(Stored items from a collection)
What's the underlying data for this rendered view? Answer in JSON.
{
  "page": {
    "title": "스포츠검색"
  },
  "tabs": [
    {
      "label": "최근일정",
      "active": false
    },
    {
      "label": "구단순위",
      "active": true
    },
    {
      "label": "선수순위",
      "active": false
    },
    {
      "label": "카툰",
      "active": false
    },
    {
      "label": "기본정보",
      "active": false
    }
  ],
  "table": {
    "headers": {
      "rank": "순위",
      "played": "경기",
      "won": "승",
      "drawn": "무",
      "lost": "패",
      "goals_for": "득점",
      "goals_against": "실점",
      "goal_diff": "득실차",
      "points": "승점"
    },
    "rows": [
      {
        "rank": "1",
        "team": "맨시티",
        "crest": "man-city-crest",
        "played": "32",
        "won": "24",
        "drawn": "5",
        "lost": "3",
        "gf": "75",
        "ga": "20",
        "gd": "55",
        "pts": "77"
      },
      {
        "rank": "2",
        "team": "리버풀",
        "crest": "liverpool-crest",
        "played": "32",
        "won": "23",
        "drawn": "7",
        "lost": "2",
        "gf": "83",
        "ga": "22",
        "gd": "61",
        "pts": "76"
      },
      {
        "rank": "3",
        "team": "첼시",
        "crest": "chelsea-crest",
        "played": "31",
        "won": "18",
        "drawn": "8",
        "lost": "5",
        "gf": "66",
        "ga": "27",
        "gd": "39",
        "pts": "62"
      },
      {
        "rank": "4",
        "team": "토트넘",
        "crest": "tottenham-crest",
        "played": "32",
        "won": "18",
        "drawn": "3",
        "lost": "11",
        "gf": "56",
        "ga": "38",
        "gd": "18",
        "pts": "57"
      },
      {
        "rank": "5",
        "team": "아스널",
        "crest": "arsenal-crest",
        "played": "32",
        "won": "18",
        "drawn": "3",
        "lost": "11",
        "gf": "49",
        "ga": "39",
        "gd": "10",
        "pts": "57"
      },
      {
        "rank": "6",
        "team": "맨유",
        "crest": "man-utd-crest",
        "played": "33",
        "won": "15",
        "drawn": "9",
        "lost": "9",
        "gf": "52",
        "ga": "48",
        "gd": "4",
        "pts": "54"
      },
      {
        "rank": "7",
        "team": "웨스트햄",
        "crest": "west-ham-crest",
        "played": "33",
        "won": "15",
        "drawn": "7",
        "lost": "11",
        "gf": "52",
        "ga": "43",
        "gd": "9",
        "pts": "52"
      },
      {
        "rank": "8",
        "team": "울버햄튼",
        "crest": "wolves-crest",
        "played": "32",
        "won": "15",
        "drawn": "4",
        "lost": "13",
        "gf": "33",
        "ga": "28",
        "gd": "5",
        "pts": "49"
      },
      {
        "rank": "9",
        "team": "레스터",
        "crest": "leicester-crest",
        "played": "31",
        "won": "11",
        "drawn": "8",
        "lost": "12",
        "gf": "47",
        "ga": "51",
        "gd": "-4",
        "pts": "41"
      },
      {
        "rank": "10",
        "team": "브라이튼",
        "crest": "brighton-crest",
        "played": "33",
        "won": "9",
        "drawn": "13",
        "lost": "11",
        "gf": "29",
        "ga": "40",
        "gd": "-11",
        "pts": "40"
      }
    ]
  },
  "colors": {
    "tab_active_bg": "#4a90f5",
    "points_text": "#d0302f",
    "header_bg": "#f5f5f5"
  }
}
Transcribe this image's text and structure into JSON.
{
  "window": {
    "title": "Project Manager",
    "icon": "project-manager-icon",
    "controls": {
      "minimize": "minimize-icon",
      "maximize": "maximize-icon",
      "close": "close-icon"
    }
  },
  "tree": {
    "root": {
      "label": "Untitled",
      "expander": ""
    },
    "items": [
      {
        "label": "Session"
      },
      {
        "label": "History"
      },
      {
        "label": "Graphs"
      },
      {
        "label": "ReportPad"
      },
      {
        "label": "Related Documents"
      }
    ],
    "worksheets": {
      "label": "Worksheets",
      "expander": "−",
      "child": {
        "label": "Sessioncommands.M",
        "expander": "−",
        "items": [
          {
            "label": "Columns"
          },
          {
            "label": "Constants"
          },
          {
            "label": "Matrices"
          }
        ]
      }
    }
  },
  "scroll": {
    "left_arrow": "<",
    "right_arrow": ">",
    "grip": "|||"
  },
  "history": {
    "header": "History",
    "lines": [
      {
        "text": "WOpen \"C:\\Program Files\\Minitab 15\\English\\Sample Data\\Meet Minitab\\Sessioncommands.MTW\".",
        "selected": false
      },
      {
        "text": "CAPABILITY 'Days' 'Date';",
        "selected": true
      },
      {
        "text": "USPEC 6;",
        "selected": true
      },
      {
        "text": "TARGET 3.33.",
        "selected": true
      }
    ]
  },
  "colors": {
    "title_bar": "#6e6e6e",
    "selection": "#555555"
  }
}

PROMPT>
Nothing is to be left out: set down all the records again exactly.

REPLY TO THE TASK>
What's the underlying data for this rendered view? Answer in JSON.
{
  "page": {
    "title": "스포츠검색"
  },
  "tabs": [
    {
      "label": "최근일정",
      "active": false
    },
    {
      "label": "구단순위",
      "active": true
    },
    {
      "label": "선수순위",
      "active": false
    },
    {
      "label": "카툰",
      "active": false
    },
    {
      "label": "기본정보",
      "active": false
    }
  ],
  "table": {
    "headers": {
      "rank": "순위",
      "played": "경기",
      "won": "승",
      "drawn": "무",
      "lost": "패",
      "goals_for": "득점",
      "goals_against": "실점",
      "goal_diff": "득실차",
      "points": "승점"
    },
    "rows": [
      {
        "rank": "1",
        "team": "맨시티",
        "crest": "man-city-crest",
        "played": "32",
        "won": "24",
        "drawn": "5",
        "lost": "3",
        "gf": "75",
        "ga": "20",
        "gd": "55",
        "pts": "77"
      },
      {
        "rank": "2",
        "team": "리버풀",
        "crest": "liverpool-crest",
        "played": "32",
        "won": "23",
        "drawn": "7",
        "lost": "2",
        "gf": "83",
        "ga": "22",
        "gd": "61",
        "pts": "76"
      },
      {
        "rank": "3",
        "team": "첼시",
        "crest": "chelsea-crest",
        "played": "31",
        "won": "18",
        "drawn": "8",
        "lost": "5",
        "gf": "66",
        "ga": "27",
        "gd": "39",
        "pts": "62"
      },
      {
        "rank": "4",
        "team": "토트넘",
        "crest": "tottenham-crest",
        "played": "32",
        "won": "18",
        "drawn": "3",
        "lost": "11",
        "gf": "56",
        "ga": "38",
        "gd": "18",
        "pts": "57"
      },
      {
        "rank": "5",
        "team": "아스널",
        "crest": "arsenal-crest",
        "played": "32",
        "won": "18",
        "drawn": "3",
        "lost": "11",
        "gf": "49",
        "ga": "39",
        "gd": "10",
        "pts": "57"
      },
      {
        "rank": "6",
        "team": "맨유",
        "crest": "man-utd-crest",
        "played": "33",
        "won": "15",
        "drawn": "9",
        "lost": "9",
        "gf": "52",
        "ga": "48",
        "gd": "4",
        "pts": "54"
      },
      {
        "rank": "7",
        "team": "웨스트햄",
        "crest": "west-ham-crest",
        "played": "33",
        "won": "15",
        "drawn": "7",
        "lost": "11",
        "gf": "52",
        "ga": "43",
        "gd": "9",
        "pts": "52"
      },
      {
        "rank": "8",
        "team": "울버햄튼",
        "crest": "wolves-crest",
        "played": "32",
        "won": "15",
        "drawn": "4",
        "lost": "13",
        "gf": "33",
        "ga": "28",
        "gd": "5",
        "pts": "49"
      },
      {
        "rank": "9",
        "team": "레스터",
        "crest": "leicester-crest",
        "played": "31",
        "won": "11",
        "drawn": "8",
        "lost": "12",
        "gf": "47",
        "ga": "51",
        "gd": "-4",
        "pts": "41"
      },
      {
        "rank": "10",
        "team": "브라이튼",
        "crest": "brighton-crest",
        "played": "33",
        "won": "9",
        "drawn": "13",
        "lost": "11",
        "gf": "29",
        "ga": "40",
        "gd": "-11",
        "pts": "40"
      }
    ]
  },
  "colors": {
    "tab_active_bg": "#4a90f5",
    "points_text": "#d0302f",
    "header_bg": "#f5f5f5"
  }
}
Transcribe this image's text and structure into JSON.
{
  "window": {
    "title": "Project Manager",
    "icon": "project-manager-icon",
    "controls": {
      "minimize": "minimize-icon",
      "maximize": "maximize-icon",
      "close": "close-icon"
    }
  },
  "tree": {
    "root": {
      "label": "Untitled",
      "expander": ""
    },
    "items": [
      {
        "label": "Session"
      },
      {
        "label": "History"
      },
      {
        "label": "Graphs"
      },
      {
        "label": "ReportPad"
      },
      {
        "label": "Related Documents"
      }
    ],
    "worksheets": {
      "label": "Worksheets",
      "expander": "−",
      "child": {
        "label": "Sessioncommands.M",
        "expander": "−",
        "items": [
          {
            "label": "Columns"
          },
          {
            "label": "Constants"
          },
          {
            "label": "Matrices"
          }
        ]
      }
    }
  },
  "scroll": {
    "left_arrow": "<",
    "right_arrow": ">",
    "grip": "|||"
  },
  "history": {
    "header": "History",
    "lines": [
      {
        "text": "WOpen \"C:\\Program Files\\Minitab 15\\English\\Sample Data\\Meet Minitab\\Sessioncommands.MTW\".",
        "selected": false
      },
      {
        "text": "CAPABILITY 'Days' 'Date';",
        "selected": true
      },
      {
        "text": "USPEC 6;",
        "selected": true
      },
      {
        "text": "TARGET 3.33.",
        "selected": true
      }
    ]
  },
  "colors": {
    "title_bar": "#6e6e6e",
    "selection": "#555555"
  }
}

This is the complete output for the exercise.